Now, it might also be the case that past expansion teams had high churn (Toronto is one that did such), but there is possible statistical evidence that expansion teams tend to learn their league, learn their teammates in the second season.
I was inspired to research this because David Falk asked Adrian
What personnel moves or training adjustments are Sounders FC considering to address the lack of goals in the second half of 2009?
Hanauer: "We want to score more goals next season. Part of that may be accomplished by players who have a season of MLS under their belts, some may come from better training and preparation, and some may be the result of personnel changes. Getting better in the off-season is a priority. Period. We are not going to speak about specific positions or players."
Two of Adrian's three parts are related to no longer being an expansion side. Is his suggestion valid?
Frankly - Yes. At least from a quick and dirty check.
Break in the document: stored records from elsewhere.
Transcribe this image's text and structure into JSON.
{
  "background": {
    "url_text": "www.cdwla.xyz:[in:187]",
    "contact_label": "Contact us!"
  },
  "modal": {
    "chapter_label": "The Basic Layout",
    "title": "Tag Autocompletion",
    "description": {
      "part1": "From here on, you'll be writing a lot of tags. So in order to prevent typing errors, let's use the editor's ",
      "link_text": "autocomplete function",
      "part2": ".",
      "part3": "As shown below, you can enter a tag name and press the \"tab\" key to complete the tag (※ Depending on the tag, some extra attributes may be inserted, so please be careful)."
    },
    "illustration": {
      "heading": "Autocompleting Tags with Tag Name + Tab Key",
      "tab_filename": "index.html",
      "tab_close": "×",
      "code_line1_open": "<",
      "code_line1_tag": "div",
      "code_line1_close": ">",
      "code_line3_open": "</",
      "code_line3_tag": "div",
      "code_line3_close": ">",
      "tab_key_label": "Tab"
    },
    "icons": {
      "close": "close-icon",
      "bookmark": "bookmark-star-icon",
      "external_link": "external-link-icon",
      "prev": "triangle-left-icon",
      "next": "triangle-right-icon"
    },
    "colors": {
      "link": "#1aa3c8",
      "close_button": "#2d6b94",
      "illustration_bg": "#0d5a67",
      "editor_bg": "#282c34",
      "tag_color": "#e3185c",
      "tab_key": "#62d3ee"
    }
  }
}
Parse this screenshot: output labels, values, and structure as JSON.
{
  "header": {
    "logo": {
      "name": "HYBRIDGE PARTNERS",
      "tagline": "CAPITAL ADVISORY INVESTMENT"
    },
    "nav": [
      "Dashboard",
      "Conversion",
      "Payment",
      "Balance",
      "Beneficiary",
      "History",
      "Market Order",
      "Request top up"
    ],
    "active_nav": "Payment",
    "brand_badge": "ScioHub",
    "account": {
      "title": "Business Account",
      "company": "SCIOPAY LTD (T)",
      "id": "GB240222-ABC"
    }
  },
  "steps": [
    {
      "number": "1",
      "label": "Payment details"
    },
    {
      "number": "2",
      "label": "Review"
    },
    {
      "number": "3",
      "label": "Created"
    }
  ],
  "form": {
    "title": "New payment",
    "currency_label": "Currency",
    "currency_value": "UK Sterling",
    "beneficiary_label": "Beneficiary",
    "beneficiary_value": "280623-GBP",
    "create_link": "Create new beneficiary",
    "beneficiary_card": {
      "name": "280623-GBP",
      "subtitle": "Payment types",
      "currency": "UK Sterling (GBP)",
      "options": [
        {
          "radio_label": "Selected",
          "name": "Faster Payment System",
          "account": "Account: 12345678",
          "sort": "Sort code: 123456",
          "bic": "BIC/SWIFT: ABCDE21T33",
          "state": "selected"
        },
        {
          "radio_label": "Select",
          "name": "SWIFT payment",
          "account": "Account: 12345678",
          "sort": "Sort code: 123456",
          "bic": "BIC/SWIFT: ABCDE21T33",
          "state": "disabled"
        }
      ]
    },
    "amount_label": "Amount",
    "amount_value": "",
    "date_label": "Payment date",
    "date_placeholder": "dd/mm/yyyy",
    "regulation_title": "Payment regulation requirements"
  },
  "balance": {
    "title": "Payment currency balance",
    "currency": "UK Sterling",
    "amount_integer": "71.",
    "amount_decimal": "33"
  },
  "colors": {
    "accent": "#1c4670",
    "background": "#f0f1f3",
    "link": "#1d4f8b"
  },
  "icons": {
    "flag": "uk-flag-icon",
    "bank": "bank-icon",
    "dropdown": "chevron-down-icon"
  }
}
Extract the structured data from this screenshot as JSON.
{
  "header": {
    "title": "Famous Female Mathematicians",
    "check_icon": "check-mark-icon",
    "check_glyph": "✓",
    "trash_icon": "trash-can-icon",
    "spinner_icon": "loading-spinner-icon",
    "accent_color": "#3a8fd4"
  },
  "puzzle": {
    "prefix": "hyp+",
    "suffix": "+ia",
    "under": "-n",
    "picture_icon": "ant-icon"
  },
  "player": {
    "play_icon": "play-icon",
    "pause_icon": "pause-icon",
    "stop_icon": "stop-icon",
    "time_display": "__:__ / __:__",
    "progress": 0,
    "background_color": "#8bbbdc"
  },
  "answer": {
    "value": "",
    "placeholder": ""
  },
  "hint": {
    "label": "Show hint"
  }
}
This quick and dirty check works under the assumption that expansion sides on average have a similar churn to the other bad teams in the league. Yes, the Fire and Sounders were not bad teams, but most expansion teams are.
On average expansion sides' offense improves by 18.7% in their second year. Defense improves by 12.7% in that same time period. To quickly check if this was just a case of regression I compared the worst two offensive teams in those same expansion years and their offense only improved by 6.9% and their defense got 2.7% worse.
Yes there are sample size issues. Yes, there are roster churn issues. Certainly this is a rough guide.
But, roughly, Adrian is right. Another year playing together, another year training together should help the Sounders more than the rest of the league. In fact extrapolating their numbers the Sounders would have a Goal Differential of +20 with a standard MLS level churn, and a standard MLS expansion side improvement curve. This has a very low accuracy. All it does is demonstrate that panic moves are not best, but sticking to the multi year plan is likely the best idea.
Numbers normalized for amount of matches played
|Expansion||2nd||% Difference||exp ag||2nd ag||% Diff|
The top section displays expansion sides, bottom displays the poor performers from the same year.